What to do: Within the listing, how many lines include "title"? Please answer with a bare number.

Records shown:
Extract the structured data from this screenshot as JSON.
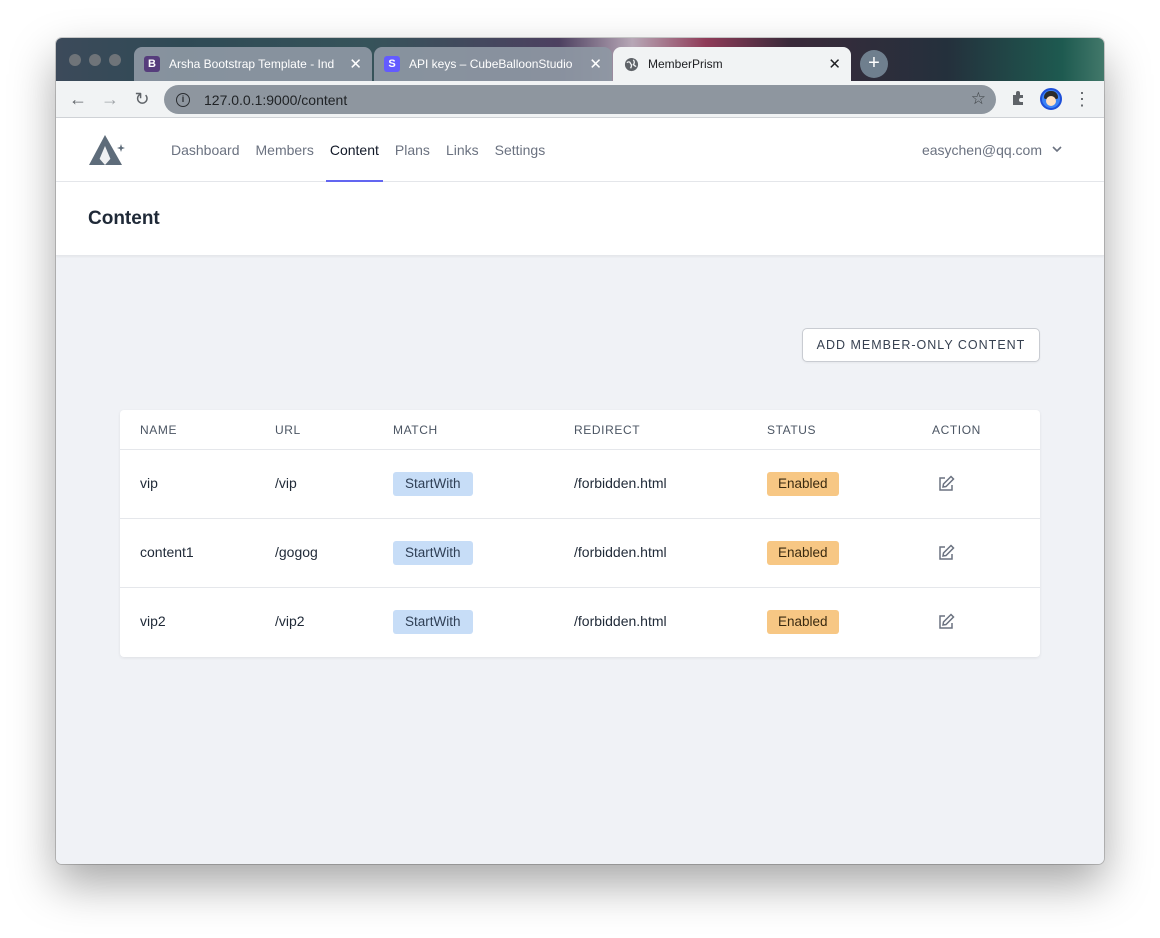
{
  "browser": {
    "tabs": [
      {
        "title": "Arsha Bootstrap Template - Ind",
        "favicon": "B",
        "favicon_color": "#563d7c"
      },
      {
        "title": "API keys – CubeBalloonStudio",
        "favicon": "S",
        "favicon_color": "#635bff"
      },
      {
        "title": "MemberPrism",
        "favicon": "globe-icon"
      }
    ],
    "url": "127.0.0.1:9000/content"
  },
  "nav": {
    "items": [
      "Dashboard",
      "Members",
      "Content",
      "Plans",
      "Links",
      "Settings"
    ],
    "active": "Content",
    "user_email": "easychen@qq.com"
  },
  "page": {
    "title": "Content",
    "add_button": "ADD MEMBER-ONLY CONTENT"
  },
  "table": {
    "columns": [
      "NAME",
      "URL",
      "MATCH",
      "REDIRECT",
      "STATUS",
      "ACTION"
    ],
    "rows": [
      {
        "name": "vip",
        "url": "/vip",
        "match": "StartWith",
        "redirect": "/forbidden.html",
        "status": "Enabled"
      },
      {
        "name": "content1",
        "url": "/gogog",
        "match": "StartWith",
        "redirect": "/forbidden.html",
        "status": "Enabled"
      },
      {
        "name": "vip2",
        "url": "/vip2",
        "match": "StartWith",
        "redirect": "/forbidden.html",
        "status": "Enabled"
      }
    ]
  },
  "colors": {
    "accent": "#6366f1",
    "match_badge": "#c7ddf7",
    "status_badge": "#f7c784"
  }
}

Reply: 4